kalmia latifolia

photo courtesy of Connecticut Botanical Society

kalmia latifolia

photo courtesy Janet Novak

Spring time and flowers are far off, but even in winter, I find Kalmia beautiful. As the PlantFinder says, it’s a

…”Superior flowering native shrub for groups or massing in shrub borders, cottage gardens, woodland areas or wild/naturalized areas. Compliments rhododendrons and azaleas.”

In any area with acidic soil, some moisture, and a bit of shade, it will do well. In the swampy woods of southern Rhode Island, it’s a treat to see even on the greyest day.

mountain laurel

Desert in Bloom

cactus in bloom

Mammillaria species (Cactus family) in the Conservatory.

The Cactus and Succulent collection at the Horridge Conservatory contains a wide variety of beautiful plants. You may or may not know that a Cactus is a certain family of plants –the Cactaceae. All Cactus are succulents, but not all succulents are Cacti! A succulent is a broad category of plants which have thickened and fleshy leaves and stems, usually to retain water in  arid climates and soils. Most succulents come from dry regions of the tropics and sub tropics such as steppes, semi-desert, and desert. High temperatures and low rainfall force plants to collect and store water to survive long dry periods. Many succulents (including Cacti) are grown as ornamentals or houseplants because of their unusual and interesting appearance. Familiar succulents include  Jade plants (Crassula ), Aloe plants (Aloe ), or Mother-of-Millions (Kalanchoe).

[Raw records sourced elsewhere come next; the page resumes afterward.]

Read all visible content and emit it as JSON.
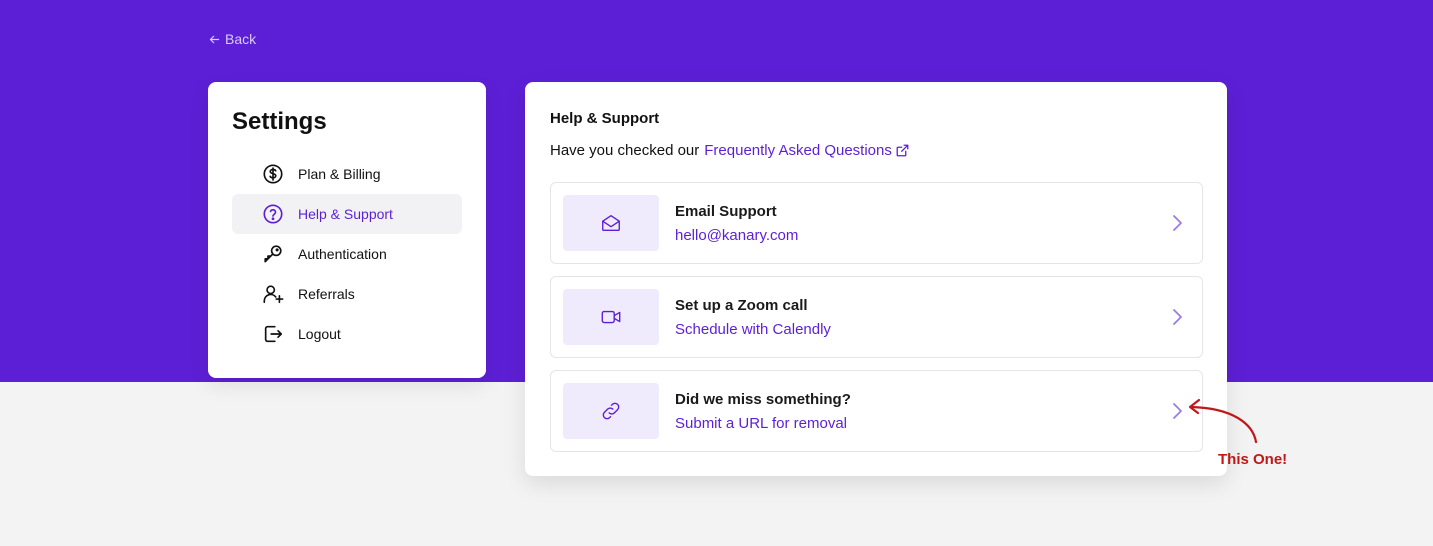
{
  "colors": {
    "brand": "#5d1fd5",
    "accent_text": "#5d1fd5",
    "annotation": "#c01818",
    "icon_bg": "#efebfd"
  },
  "back": {
    "label": "Back",
    "icon": "arrow-left-icon"
  },
  "settings": {
    "title": "Settings",
    "items": [
      {
        "label": "Plan & Billing",
        "icon": "dollar-circle-icon",
        "active": false
      },
      {
        "label": "Help & Support",
        "icon": "question-circle-icon",
        "active": true
      },
      {
        "label": "Authentication",
        "icon": "key-icon",
        "active": false
      },
      {
        "label": "Referrals",
        "icon": "user-plus-icon",
        "active": false
      },
      {
        "label": "Logout",
        "icon": "logout-icon",
        "active": false
      }
    ]
  },
  "help": {
    "title": "Help & Support",
    "faq_prefix": "Have you checked our",
    "faq_link": "Frequently Asked Questions",
    "options": [
      {
        "title": "Email Support",
        "subtitle": "hello@kanary.com",
        "icon": "envelope-open-icon"
      },
      {
        "title": "Set up a Zoom call",
        "subtitle": "Schedule with Calendly",
        "icon": "video-camera-icon"
      },
      {
        "title": "Did we miss something?",
        "subtitle": "Submit a URL for removal",
        "icon": "link-icon"
      }
    ]
  },
  "annotation": {
    "label": "This One!"
  }
}
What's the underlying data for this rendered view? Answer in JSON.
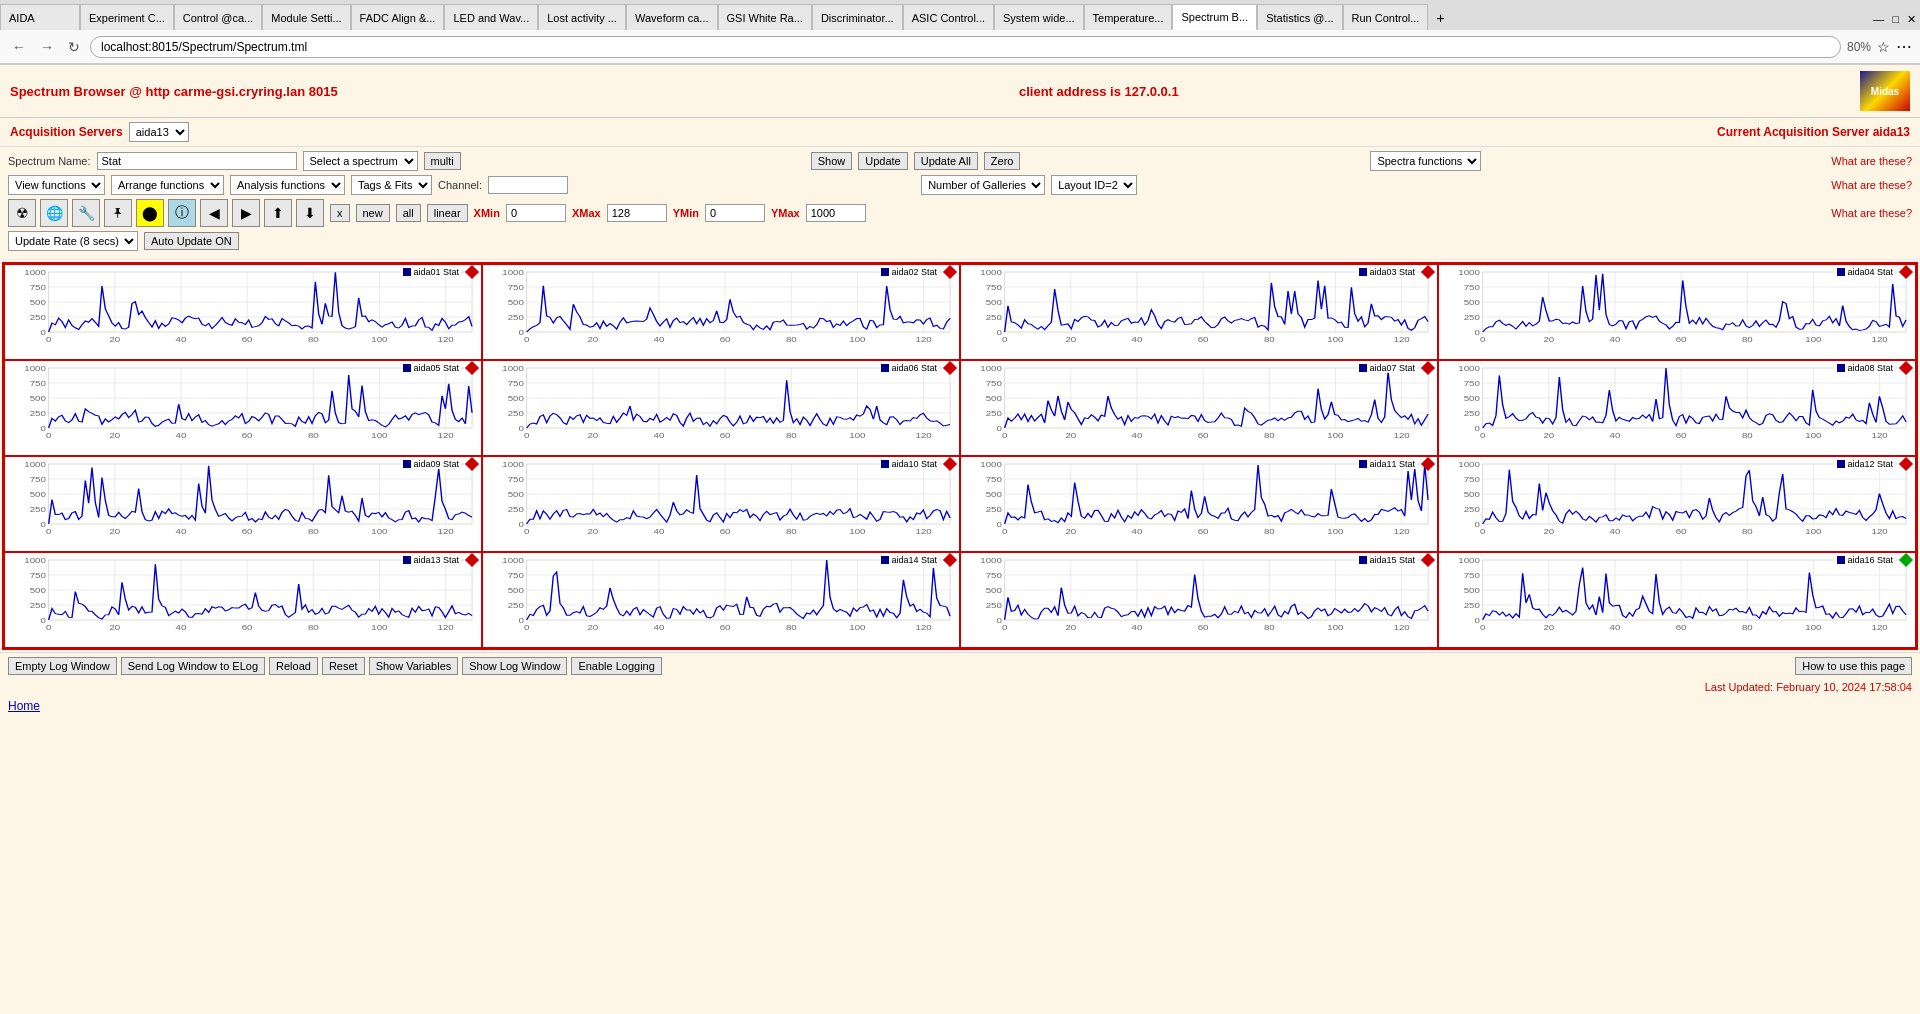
{
  "browser": {
    "tabs": [
      {
        "label": "AIDA",
        "active": false
      },
      {
        "label": "Experiment C...",
        "active": false
      },
      {
        "label": "Control @ca...",
        "active": false
      },
      {
        "label": "Module Setti...",
        "active": false
      },
      {
        "label": "FADC Align &...",
        "active": false
      },
      {
        "label": "LED and Wav...",
        "active": false
      },
      {
        "label": "Lost activity ...",
        "active": false
      },
      {
        "label": "Waveform ca...",
        "active": false
      },
      {
        "label": "GSI White Ra...",
        "active": false
      },
      {
        "label": "Discriminator...",
        "active": false
      },
      {
        "label": "ASIC Control...",
        "active": false
      },
      {
        "label": "System wide ...",
        "active": false
      },
      {
        "label": "Temperature ...",
        "active": false
      },
      {
        "label": "Spectrum B...",
        "active": true
      },
      {
        "label": "Statistics @...",
        "active": false
      },
      {
        "label": "Run Control ...",
        "active": false
      }
    ],
    "address": "localhost:8015/Spectrum/Spectrum.tml",
    "zoom": "80%"
  },
  "header": {
    "title": "Spectrum Browser @ http carme-gsi.cryring.lan 8015",
    "client": "client address is 127.0.0.1"
  },
  "acq": {
    "label": "Acquisition Servers",
    "server_select": "aida13",
    "current_label": "Current Acquisition Server aida13"
  },
  "controls": {
    "spectrum_name_label": "Spectrum Name:",
    "spectrum_name_value": "Stat",
    "select_spectrum": "Select a spectrum",
    "multi_btn": "multi",
    "show_btn": "Show",
    "update_btn": "Update",
    "update_all_btn": "Update All",
    "zero_btn": "Zero",
    "spectra_functions": "Spectra functions",
    "what_are1": "What are these?",
    "view_functions": "View functions",
    "arrange_functions": "Arrange functions",
    "analysis_functions": "Analysis functions",
    "tags_fits": "Tags & Fits",
    "channel_label": "Channel:",
    "channel_value": "",
    "number_of_galleries": "Number of Galleries",
    "layout_id": "Layout ID=2",
    "what_are2": "What are these?",
    "what_are3": "What are these?",
    "x_btn": "x",
    "new_btn": "new",
    "all_btn": "all",
    "linear_btn": "linear",
    "xmin_label": "XMin",
    "xmin_value": "0",
    "xmax_label": "XMax",
    "xmax_value": "128",
    "ymin_label": "YMin",
    "ymin_value": "0",
    "ymax_label": "YMax",
    "ymax_value": "1000",
    "update_rate": "Update Rate (8 secs)",
    "auto_update": "Auto Update ON"
  },
  "spectra": [
    {
      "id": "aida01",
      "name": "aida01 Stat",
      "status": "red"
    },
    {
      "id": "aida02",
      "name": "aida02 Stat",
      "status": "red"
    },
    {
      "id": "aida03",
      "name": "aida03 Stat",
      "status": "red"
    },
    {
      "id": "aida04",
      "name": "aida04 Stat",
      "status": "red"
    },
    {
      "id": "aida05",
      "name": "aida05 Stat",
      "status": "red"
    },
    {
      "id": "aida06",
      "name": "aida06 Stat",
      "status": "red"
    },
    {
      "id": "aida07",
      "name": "aida07 Stat",
      "status": "red"
    },
    {
      "id": "aida08",
      "name": "aida08 Stat",
      "status": "red"
    },
    {
      "id": "aida09",
      "name": "aida09 Stat",
      "status": "red"
    },
    {
      "id": "aida10",
      "name": "aida10 Stat",
      "status": "red"
    },
    {
      "id": "aida11",
      "name": "aida11 Stat",
      "status": "red"
    },
    {
      "id": "aida12",
      "name": "aida12 Stat",
      "status": "red"
    },
    {
      "id": "aida13",
      "name": "aida13 Stat",
      "status": "red"
    },
    {
      "id": "aida14",
      "name": "aida14 Stat",
      "status": "red"
    },
    {
      "id": "aida15",
      "name": "aida15 Stat",
      "status": "red"
    },
    {
      "id": "aida16",
      "name": "aida16 Stat",
      "status": "green"
    }
  ],
  "footer": {
    "empty_log": "Empty Log Window",
    "send_log": "Send Log Window to ELog",
    "reload": "Reload",
    "reset": "Reset",
    "show_variables": "Show Variables",
    "show_log": "Show Log Window",
    "enable_logging": "Enable Logging",
    "how_to": "How to use this page",
    "last_updated": "Last Updated: February 10, 2024 17:58:04",
    "home": "Home"
  }
}
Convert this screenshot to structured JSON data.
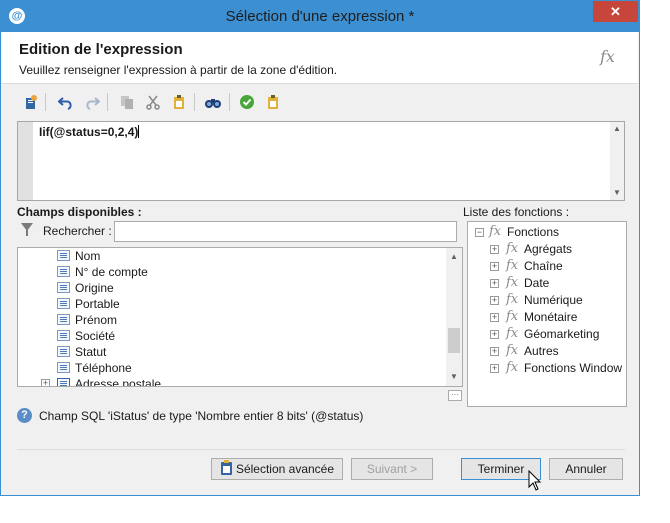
{
  "window": {
    "title": "Sélection d'une expression *",
    "close_label": "✕"
  },
  "header": {
    "title": "Edition de l'expression",
    "subtitle": "Veuillez renseigner l'expression à partir de la zone d'édition.",
    "icon": "fx"
  },
  "toolbar": {
    "icons": [
      "new-icon",
      "undo-icon",
      "redo-icon",
      "copy-icon",
      "cut-icon",
      "paste-icon",
      "find-icon",
      "validate-icon",
      "clipboard-icon"
    ]
  },
  "editor": {
    "expression": "Iif(@status=0,2,4)"
  },
  "fields_panel": {
    "title": "Champs disponibles :",
    "search_label": "Rechercher :",
    "search_value": "",
    "items": [
      {
        "label": "Nom"
      },
      {
        "label": "N° de compte"
      },
      {
        "label": "Origine"
      },
      {
        "label": "Portable"
      },
      {
        "label": "Prénom"
      },
      {
        "label": "Société"
      },
      {
        "label": "Statut"
      },
      {
        "label": "Téléphone"
      },
      {
        "label": "Adresse postale"
      }
    ]
  },
  "functions_panel": {
    "title": "Liste des fonctions :",
    "root": {
      "label": "Fonctions",
      "expander": "−"
    },
    "items": [
      {
        "label": "Agrégats"
      },
      {
        "label": "Chaîne"
      },
      {
        "label": "Date"
      },
      {
        "label": "Numérique"
      },
      {
        "label": "Monétaire"
      },
      {
        "label": "Géomarketing"
      },
      {
        "label": "Autres"
      },
      {
        "label": "Fonctions Window"
      }
    ],
    "expander": "+"
  },
  "status": {
    "text": "Champ SQL 'iStatus' de type 'Nombre entier 8 bits' (@status)",
    "help": "?"
  },
  "buttons": {
    "advanced": "Sélection avancée",
    "next": "Suivant >",
    "finish": "Terminer",
    "cancel": "Annuler"
  },
  "colors": {
    "titlebar": "#3c8fd1",
    "close": "#c7463c",
    "accent": "#3c8fd1"
  }
}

gasteria flower

Gasteria armstrongii in bloom.

Cacti are for the most part native to the Americas, ranging from Patagonia in the South to parts of western Canada in the north. Most cacti live in very dry habitats subject to at least some drought. Cacti show many adaptations to conserve water. Most species of cacti have lost true leaves, retaining only spines, which are highly modified leaves. As well as defending against herbivores, spines help prevent water loss by reducing evaporation.  Cactus spines are produced from specialized structures called areoles, which are an identifying feature of cacti. Other types of succulents, such as Euphorbias, have spines but do not have areoles.

cactus

Golden Barrel Cactus, Echinocactus grusonii, with Paddle Plant, Kalanchoe thyrsiflora.

kalanchoe flowers

Trailing Kalanchoe

The lengthening days of late winter and early spring is when many of our cactus and succulents bloom, just as in the desert. I love to see them at this grey time of year. Some, such as the Gasteria and Aloe, come in a range of sunset colors (like the Echeveria from this post.) Some are bright pink or purple and others are pure white. If a trip to the Arizona or New Mexico isn’t possible, come visit our little desert at the Horridge Conservatory.

kalanchoe

Another Kalanchoe –Kalanchoe gastonis-bonieri

cactus

Mammillaria species in bloom.

May 22-27 2011 002

aloe

Two Aloe plants in bloom.

Jan 30 2013 013

Beautiful Strangers

large orange dahlia

The Dahlias are at their peak and I still don’t have my camera back!  I can try to describe them but really, a picture is worth everything here….Giant clear raspberry pink, pastel orange — 10 inches across! A huge deep red, a pink waterlily type with an orangey blush, a yellow cactus-flowered…And they grew! On September 6th I wrote that none of them were over 30 inches tall. I guess I have to take that back because some of the plants are now towering over my (5 ft) head. One of the reasons I love Dahlias is because they are so vibrant at a time of year when a lot of the garden is ending it’s display.   If you walk by the west end of the greenhouse building, take a minute to enjoy them.

shadow on light pink dahlia

The other part of the Dahlia saga this year is that I don’t know the cultivar names, since the tubers were unlabeled (tho that’s part of the fun!) Searching the internet in an attempt to figure them out,  I did find some beautiful pictures, but it’s still hard to say who ‘s  who.  I’m including a few pictures here and if anyone knows the names of these beautiful strangers, I’d love to hear from you.

large dark red dahlia